The Geoscience Australia Geochronology Laboratory provides high quality age information to support research objectives in both internal and collaborative regional and specific interest projects. Collaborative projects are operated with the State and Northern Territory Geological Surveys, universities and the CSIRO.
Geoscience Australia installed a Sensitive High Resolution Ion MicroProbe (SHRIMP) in late 2007 with commissioning and testing through the first quarter of 2008. This facility provides in-house analysis of mineral phases such as zircon and monazite and enables scientists to have detailed management of the 'outcrop-to-publication' analytical cycle, which will ensure that the highest quality data are provided to research projects. The in-house facility also will aid the development of new analytical methods, expanding Geoscience Australia's capability to address increasingly complex geoscience issues.
The Minister for Resources, Energy and Tourism, the Hon. Martin Ferguson AM MP, launched the SHRIMP at Geoscience Australia on 1 April 2008.
The laboratory also has a strong network of relationships with geochronology laboratories around the world which enables additional access to a range of analytical methods such as argon-argon dating (40Ar/39Ar) and thermal ionisation mass spectrometry uranium-lead dating (TIMS U-Pb).

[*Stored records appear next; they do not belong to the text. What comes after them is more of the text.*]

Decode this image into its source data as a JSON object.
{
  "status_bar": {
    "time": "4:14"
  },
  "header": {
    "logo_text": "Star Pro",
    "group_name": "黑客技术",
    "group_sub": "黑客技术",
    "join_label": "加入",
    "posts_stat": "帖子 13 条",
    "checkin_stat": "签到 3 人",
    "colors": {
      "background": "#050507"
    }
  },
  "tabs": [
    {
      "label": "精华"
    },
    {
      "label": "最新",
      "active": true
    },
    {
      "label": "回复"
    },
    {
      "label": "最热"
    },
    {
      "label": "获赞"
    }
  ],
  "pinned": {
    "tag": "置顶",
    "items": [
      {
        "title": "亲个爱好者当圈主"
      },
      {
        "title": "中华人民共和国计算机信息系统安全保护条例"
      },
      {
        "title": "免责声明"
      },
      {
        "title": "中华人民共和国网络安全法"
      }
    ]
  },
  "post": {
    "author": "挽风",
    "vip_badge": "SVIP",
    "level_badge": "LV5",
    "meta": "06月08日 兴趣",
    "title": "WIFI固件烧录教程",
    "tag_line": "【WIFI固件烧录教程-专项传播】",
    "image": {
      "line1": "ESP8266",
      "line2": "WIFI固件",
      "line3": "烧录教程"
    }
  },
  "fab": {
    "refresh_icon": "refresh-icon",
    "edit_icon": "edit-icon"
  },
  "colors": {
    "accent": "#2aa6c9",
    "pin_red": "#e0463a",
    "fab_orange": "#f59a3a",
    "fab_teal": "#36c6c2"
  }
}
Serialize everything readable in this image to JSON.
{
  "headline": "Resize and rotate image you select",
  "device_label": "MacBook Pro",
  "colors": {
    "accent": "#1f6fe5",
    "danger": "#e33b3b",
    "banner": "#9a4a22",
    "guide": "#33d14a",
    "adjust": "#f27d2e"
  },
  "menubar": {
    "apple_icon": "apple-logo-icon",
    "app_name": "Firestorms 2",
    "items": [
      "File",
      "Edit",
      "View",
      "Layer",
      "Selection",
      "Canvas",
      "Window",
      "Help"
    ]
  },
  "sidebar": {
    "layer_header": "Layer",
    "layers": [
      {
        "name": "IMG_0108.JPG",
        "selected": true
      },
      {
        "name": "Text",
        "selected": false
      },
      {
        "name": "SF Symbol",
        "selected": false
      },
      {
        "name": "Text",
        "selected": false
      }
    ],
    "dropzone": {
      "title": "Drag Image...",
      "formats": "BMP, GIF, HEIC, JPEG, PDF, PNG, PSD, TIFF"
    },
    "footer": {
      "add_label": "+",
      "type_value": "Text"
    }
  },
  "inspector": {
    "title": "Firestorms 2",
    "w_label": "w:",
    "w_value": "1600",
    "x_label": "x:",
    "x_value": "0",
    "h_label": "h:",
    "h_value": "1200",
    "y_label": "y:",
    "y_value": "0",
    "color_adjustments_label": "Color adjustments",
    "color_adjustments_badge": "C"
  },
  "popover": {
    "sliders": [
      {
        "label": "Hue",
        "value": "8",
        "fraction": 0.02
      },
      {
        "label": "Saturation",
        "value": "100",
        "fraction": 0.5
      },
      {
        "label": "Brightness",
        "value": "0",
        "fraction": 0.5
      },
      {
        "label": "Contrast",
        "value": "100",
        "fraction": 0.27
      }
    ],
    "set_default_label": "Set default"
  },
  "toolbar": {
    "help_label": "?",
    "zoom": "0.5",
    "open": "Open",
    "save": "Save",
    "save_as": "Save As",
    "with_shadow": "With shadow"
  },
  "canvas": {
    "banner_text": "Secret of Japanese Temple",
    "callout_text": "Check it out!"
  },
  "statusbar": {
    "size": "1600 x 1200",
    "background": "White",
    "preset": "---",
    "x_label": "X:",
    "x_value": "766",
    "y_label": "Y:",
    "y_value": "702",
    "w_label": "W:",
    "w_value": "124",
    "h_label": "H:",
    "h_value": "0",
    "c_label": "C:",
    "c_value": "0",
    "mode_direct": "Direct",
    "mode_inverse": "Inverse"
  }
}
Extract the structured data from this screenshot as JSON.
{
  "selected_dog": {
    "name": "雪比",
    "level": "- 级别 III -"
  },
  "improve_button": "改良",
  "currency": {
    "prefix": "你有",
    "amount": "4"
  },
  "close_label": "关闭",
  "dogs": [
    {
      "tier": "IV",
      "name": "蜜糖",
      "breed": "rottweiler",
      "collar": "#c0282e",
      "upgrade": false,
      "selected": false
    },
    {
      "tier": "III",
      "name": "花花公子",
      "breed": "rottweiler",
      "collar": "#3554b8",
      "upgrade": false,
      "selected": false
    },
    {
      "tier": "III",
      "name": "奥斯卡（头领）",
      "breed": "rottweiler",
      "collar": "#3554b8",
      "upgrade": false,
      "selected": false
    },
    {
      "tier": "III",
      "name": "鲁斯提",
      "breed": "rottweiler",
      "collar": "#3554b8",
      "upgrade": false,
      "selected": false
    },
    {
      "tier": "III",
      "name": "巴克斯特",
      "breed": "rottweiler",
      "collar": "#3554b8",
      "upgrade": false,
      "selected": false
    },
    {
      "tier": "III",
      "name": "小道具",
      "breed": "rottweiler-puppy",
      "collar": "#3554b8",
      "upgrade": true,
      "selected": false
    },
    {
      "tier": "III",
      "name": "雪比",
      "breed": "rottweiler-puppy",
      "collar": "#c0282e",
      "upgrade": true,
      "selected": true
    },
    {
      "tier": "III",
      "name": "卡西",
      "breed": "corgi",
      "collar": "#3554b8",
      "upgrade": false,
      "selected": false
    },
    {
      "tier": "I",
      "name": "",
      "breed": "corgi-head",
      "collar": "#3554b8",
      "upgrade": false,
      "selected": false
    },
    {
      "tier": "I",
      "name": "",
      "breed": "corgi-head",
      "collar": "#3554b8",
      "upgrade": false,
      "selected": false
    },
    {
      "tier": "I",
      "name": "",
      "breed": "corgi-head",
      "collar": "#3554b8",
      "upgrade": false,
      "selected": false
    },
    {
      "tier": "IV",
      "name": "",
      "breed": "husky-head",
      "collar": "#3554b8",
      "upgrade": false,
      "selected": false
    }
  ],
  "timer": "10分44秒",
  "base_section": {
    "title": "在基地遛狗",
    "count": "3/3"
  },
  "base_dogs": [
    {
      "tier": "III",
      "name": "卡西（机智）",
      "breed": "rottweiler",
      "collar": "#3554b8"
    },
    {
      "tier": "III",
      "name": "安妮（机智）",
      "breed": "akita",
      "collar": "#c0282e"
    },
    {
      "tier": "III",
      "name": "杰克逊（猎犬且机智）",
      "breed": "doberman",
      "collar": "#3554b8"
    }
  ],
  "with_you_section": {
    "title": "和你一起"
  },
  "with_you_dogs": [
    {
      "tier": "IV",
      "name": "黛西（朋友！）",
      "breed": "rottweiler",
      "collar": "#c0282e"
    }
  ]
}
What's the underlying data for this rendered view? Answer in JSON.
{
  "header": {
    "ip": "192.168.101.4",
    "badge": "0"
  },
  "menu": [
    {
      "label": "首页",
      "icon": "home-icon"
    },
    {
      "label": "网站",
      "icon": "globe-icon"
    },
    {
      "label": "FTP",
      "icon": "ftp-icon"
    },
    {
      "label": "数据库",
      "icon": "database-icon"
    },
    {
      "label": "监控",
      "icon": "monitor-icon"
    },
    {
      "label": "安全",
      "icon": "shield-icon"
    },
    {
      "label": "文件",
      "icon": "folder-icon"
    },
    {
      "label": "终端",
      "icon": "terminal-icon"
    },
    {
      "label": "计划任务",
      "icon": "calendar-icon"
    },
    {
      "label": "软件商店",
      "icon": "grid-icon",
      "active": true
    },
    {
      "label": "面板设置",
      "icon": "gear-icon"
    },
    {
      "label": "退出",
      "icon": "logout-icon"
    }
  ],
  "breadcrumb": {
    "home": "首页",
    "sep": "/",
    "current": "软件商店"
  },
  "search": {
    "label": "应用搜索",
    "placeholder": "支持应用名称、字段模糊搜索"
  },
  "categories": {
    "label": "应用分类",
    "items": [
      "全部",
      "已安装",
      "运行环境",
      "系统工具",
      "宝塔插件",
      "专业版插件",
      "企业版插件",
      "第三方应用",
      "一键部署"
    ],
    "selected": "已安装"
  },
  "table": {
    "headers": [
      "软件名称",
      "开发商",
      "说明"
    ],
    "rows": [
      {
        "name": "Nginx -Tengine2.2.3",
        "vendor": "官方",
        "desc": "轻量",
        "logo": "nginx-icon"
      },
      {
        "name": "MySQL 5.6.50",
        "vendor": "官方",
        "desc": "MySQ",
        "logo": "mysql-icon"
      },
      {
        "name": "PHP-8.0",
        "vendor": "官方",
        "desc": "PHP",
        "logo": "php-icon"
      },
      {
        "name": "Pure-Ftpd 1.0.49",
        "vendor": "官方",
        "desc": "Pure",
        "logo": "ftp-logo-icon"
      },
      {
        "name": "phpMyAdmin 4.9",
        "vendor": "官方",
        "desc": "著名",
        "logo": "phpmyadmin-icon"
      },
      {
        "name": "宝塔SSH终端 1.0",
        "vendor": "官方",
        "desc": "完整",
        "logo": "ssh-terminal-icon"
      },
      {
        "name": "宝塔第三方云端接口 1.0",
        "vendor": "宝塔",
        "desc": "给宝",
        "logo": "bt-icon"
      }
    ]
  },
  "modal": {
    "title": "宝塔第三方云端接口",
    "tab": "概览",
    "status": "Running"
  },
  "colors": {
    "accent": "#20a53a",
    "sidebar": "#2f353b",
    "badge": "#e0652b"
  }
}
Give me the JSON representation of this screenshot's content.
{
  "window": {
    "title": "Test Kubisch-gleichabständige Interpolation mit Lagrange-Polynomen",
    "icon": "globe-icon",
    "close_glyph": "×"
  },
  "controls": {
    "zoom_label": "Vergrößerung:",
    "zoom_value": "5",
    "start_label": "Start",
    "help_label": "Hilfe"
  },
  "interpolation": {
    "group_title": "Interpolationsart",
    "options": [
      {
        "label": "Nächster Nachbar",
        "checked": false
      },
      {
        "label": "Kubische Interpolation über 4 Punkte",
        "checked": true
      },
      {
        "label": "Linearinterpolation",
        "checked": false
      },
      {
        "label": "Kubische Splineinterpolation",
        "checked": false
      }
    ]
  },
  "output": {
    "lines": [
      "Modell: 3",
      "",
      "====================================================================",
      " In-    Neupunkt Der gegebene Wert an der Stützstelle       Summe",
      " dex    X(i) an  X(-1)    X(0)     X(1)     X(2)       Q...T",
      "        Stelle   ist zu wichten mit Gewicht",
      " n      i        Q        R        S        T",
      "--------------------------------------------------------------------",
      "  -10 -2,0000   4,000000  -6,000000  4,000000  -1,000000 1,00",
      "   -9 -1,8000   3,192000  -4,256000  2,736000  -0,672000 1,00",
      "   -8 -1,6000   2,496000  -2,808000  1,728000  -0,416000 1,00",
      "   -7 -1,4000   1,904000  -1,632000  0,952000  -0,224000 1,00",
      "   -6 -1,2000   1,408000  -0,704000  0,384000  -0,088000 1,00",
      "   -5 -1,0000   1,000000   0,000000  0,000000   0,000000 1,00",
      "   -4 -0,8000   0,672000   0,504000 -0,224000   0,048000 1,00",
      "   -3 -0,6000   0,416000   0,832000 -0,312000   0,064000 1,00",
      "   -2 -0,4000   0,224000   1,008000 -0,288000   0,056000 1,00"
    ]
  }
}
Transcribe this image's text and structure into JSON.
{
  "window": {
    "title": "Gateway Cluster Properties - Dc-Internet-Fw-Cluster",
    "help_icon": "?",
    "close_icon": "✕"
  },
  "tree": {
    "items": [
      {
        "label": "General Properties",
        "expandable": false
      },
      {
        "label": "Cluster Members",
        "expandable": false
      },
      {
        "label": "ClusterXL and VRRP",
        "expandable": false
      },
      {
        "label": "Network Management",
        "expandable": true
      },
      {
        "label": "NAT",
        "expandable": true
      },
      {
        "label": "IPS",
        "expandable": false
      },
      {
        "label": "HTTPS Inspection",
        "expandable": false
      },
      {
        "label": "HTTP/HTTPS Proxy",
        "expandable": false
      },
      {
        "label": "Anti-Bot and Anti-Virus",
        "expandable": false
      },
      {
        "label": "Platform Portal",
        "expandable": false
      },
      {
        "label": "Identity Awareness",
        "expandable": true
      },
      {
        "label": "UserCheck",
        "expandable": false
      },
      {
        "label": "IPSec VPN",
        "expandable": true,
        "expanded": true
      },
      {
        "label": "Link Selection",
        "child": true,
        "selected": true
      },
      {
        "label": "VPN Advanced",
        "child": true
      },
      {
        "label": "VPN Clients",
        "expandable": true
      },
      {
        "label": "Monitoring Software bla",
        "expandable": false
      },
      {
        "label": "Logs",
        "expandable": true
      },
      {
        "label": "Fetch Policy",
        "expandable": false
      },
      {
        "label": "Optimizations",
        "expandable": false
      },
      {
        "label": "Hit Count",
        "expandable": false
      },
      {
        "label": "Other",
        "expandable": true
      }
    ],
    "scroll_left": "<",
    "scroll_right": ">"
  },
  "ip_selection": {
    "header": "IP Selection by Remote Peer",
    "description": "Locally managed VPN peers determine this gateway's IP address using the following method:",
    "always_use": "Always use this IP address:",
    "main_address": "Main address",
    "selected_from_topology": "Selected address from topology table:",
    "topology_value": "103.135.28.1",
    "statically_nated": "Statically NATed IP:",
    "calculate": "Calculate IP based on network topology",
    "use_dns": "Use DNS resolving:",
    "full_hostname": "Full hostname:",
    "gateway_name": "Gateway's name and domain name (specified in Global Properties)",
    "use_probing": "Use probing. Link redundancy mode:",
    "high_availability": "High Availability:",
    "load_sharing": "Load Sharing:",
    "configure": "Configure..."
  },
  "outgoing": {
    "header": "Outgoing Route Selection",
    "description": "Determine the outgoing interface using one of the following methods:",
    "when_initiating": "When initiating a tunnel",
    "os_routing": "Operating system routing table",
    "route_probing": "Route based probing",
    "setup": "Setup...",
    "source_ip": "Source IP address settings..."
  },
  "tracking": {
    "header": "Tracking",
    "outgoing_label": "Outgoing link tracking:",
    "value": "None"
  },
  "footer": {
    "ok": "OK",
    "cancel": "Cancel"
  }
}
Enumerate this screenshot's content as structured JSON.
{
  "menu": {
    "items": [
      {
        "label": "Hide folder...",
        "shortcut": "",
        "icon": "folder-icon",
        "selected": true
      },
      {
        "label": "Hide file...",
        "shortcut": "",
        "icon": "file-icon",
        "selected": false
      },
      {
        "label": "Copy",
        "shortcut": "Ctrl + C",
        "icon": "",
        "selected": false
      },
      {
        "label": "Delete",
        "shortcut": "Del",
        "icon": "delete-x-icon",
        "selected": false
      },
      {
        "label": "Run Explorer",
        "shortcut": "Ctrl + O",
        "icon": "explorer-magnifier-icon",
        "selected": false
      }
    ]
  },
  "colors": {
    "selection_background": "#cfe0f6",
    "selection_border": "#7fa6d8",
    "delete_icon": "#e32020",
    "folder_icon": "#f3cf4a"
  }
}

Many of Australia's world class mineral deposits formed between 2700 to 2500 million years ago (Archean age) and 1700 to 1500 million years ago (Paleoproterozoic to early Mesoproterozoic age). These include the Archean gold deposits near Kalgoorlie in Western Australia, and the Paleoproterozoic to Mesoproterozoic zinc-lead-silver (Zn-Pb-Ag), copper (Cu) and copper-gold (Cu-Au) deposits in the Mount Isa-Cloncurry region, and at Broken Hill and Olympic Dam. Because shelly fossils are absent in rocks older than approximately 500 million years, it is not possible to use paleontology to determine the ages of rocks which host most of Australia's mineral wealth.
Datasets collected in the laboratory are used to constrain:
- the depositional ages of the sedimentary rocks which host Australia's mineral deposits
- the intrusion or extrusion ages of igneous rocks found in these areas
- the timing of metamorphic events which alter these rocks
- the timing of fluid migration events which led to the formation of economic deposits.
The laboratory aims to provide improved efficiencies in mineral exploration through a better understanding of the ages of the rocks which host Australia's mineral wealth and the fluid flow events which led to their formation.
Current and concluded projects
The laboratory provides high quality age information to support research objectives in both internal and collaborative regional and specific interest projects. Collaborative projects are undertaken with the State and Northern Territory Geological Surveys, universities and the CSIRO.
The laboratory is working in the following Geoscience Australia projects associated with the Onshore Energy Security Program:
- Uranium Systems Project
- Regional Geodynamics Project (incorporating Mt Isa-Georgetown, Gawler-Curnamona, Northern Territory, and Northern Western Australia projects)
The laboratory also provides support to State and Northern Territory mapping projects under the auspices of the National Geoscience Agreement.
Projects which geochronologists have worked on include:
- North Australia Project (NAP) Mineral Promotion
- Gawler Mineral Promotion
- TASMAP: Understanding Major Geological Elements and Mineral Potential
- Edmund and Collier Basins field mapping and Gascoyne Complex field mapping project with the Geological Survey of Western Australia